__DESCRIPTION OF THE TASK__
Exact copies of all the entries are required.

__INPUT MATERIAL__

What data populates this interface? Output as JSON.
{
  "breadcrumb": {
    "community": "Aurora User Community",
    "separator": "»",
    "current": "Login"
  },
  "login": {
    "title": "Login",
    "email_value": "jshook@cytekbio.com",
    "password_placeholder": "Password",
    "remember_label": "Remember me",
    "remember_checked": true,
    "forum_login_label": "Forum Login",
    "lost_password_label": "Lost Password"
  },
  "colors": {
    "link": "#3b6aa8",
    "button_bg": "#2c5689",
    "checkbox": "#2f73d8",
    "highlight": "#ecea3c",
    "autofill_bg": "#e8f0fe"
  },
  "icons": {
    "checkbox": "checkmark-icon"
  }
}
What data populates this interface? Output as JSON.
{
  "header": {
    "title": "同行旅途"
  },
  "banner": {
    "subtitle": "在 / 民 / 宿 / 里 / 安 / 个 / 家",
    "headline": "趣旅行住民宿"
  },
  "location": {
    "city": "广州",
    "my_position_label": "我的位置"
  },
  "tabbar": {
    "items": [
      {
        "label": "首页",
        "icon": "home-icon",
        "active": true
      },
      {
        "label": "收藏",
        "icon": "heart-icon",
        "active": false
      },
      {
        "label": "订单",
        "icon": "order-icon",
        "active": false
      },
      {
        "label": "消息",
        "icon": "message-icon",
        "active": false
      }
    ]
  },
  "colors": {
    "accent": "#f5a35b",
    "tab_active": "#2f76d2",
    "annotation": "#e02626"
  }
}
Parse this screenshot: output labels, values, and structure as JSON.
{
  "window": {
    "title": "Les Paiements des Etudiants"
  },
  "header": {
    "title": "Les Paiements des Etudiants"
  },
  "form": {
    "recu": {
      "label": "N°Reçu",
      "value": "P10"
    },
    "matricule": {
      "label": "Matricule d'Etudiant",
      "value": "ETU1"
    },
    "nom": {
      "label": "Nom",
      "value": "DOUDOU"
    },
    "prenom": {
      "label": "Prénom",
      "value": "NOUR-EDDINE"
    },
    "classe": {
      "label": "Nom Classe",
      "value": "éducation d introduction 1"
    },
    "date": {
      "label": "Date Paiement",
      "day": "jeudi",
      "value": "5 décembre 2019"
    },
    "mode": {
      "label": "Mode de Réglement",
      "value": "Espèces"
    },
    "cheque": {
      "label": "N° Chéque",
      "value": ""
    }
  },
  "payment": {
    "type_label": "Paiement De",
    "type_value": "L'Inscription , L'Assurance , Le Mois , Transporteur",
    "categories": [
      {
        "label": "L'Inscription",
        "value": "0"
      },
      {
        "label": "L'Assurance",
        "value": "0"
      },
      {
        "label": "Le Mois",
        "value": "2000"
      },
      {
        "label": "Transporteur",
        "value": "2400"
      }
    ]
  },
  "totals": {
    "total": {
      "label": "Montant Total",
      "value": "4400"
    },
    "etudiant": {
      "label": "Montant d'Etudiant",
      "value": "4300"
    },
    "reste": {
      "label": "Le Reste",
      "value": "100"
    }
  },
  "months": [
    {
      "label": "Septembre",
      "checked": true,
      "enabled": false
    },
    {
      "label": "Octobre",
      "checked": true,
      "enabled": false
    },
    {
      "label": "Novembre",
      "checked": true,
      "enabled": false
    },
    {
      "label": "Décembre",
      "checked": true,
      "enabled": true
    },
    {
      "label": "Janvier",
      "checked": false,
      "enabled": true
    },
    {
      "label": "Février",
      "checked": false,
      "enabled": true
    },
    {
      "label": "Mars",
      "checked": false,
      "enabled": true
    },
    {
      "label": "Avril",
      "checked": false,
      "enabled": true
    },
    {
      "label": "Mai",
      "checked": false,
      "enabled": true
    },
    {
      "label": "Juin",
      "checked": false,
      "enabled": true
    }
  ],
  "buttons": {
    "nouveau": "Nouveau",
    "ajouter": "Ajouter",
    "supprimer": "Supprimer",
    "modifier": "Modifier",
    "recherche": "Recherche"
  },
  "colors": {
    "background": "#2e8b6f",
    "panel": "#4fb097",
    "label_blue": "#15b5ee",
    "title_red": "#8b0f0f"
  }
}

__ANSWER TO THE EXERCISE__
What data populates this interface? Output as JSON.
{
  "breadcrumb": {
    "community": "Aurora User Community",
    "separator": "»",
    "current": "Login"
  },
  "login": {
    "title": "Login",
    "email_value": "jshook@cytekbio.com",
    "password_placeholder": "Password",
    "remember_label": "Remember me",
    "remember_checked": true,
    "forum_login_label": "Forum Login",
    "lost_password_label": "Lost Password"
  },
  "colors": {
    "link": "#3b6aa8",
    "button_bg": "#2c5689",
    "checkbox": "#2f73d8",
    "highlight": "#ecea3c",
    "autofill_bg": "#e8f0fe"
  },
  "icons": {
    "checkbox": "checkmark-icon"
  }
}
What data populates this interface? Output as JSON.
{
  "header": {
    "title": "同行旅途"
  },
  "banner": {
    "subtitle": "在 / 民 / 宿 / 里 / 安 / 个 / 家",
    "headline": "趣旅行住民宿"
  },
  "location": {
    "city": "广州",
    "my_position_label": "我的位置"
  },
  "tabbar": {
    "items": [
      {
        "label": "首页",
        "icon": "home-icon",
        "active": true
      },
      {
        "label": "收藏",
        "icon": "heart-icon",
        "active": false
      },
      {
        "label": "订单",
        "icon": "order-icon",
        "active": false
      },
      {
        "label": "消息",
        "icon": "message-icon",
        "active": false
      }
    ]
  },
  "colors": {
    "accent": "#f5a35b",
    "tab_active": "#2f76d2",
    "annotation": "#e02626"
  }
}
Parse this screenshot: output labels, values, and structure as JSON.
{
  "window": {
    "title": "Les Paiements des Etudiants"
  },
  "header": {
    "title": "Les Paiements des Etudiants"
  },
  "form": {
    "recu": {
      "label": "N°Reçu",
      "value": "P10"
    },
    "matricule": {
      "label": "Matricule d'Etudiant",
      "value": "ETU1"
    },
    "nom": {
      "label": "Nom",
      "value": "DOUDOU"
    },
    "prenom": {
      "label": "Prénom",
      "value": "NOUR-EDDINE"
    },
    "classe": {
      "label": "Nom Classe",
      "value": "éducation d introduction 1"
    },
    "date": {
      "label": "Date Paiement",
      "day": "jeudi",
      "value": "5 décembre 2019"
    },
    "mode": {
      "label": "Mode de Réglement",
      "value": "Espèces"
    },
    "cheque": {
      "label": "N° Chéque",
      "value": ""
    }
  },
  "payment": {
    "type_label": "Paiement De",
    "type_value": "L'Inscription , L'Assurance , Le Mois , Transporteur",
    "categories": [
      {
        "label": "L'Inscription",
        "value": "0"
      },
      {
        "label": "L'Assurance",
        "value": "0"
      },
      {
        "label": "Le Mois",
        "value": "2000"
      },
      {
        "label": "Transporteur",
        "value": "2400"
      }
    ]
  },
  "totals": {
    "total": {
      "label": "Montant Total",
      "value": "4400"
    },
    "etudiant": {
      "label": "Montant d'Etudiant",
      "value": "4300"
    },
    "reste": {
      "label": "Le Reste",
      "value": "100"
    }
  },
  "months": [
    {
      "label": "Septembre",
      "checked": true,
      "enabled": false
    },
    {
      "label": "Octobre",
      "checked": true,
      "enabled": false
    },
    {
      "label": "Novembre",
      "checked": true,
      "enabled": false
    },
    {
      "label": "Décembre",
      "checked": true,
      "enabled": true
    },
    {
      "label": "Janvier",
      "checked": false,
      "enabled": true
    },
    {
      "label": "Février",
      "checked": false,
      "enabled": true
    },
    {
      "label": "Mars",
      "checked": false,
      "enabled": true
    },
    {
      "label": "Avril",
      "checked": false,
      "enabled": true
    },
    {
      "label": "Mai",
      "checked": false,
      "enabled": true
    },
    {
      "label": "Juin",
      "checked": false,
      "enabled": true
    }
  ],
  "buttons": {
    "nouveau": "Nouveau",
    "ajouter": "Ajouter",
    "supprimer": "Supprimer",
    "modifier": "Modifier",
    "recherche": "Recherche"
  },
  "colors": {
    "background": "#2e8b6f",
    "panel": "#4fb097",
    "label_blue": "#15b5ee",
    "title_red": "#8b0f0f"
  }
}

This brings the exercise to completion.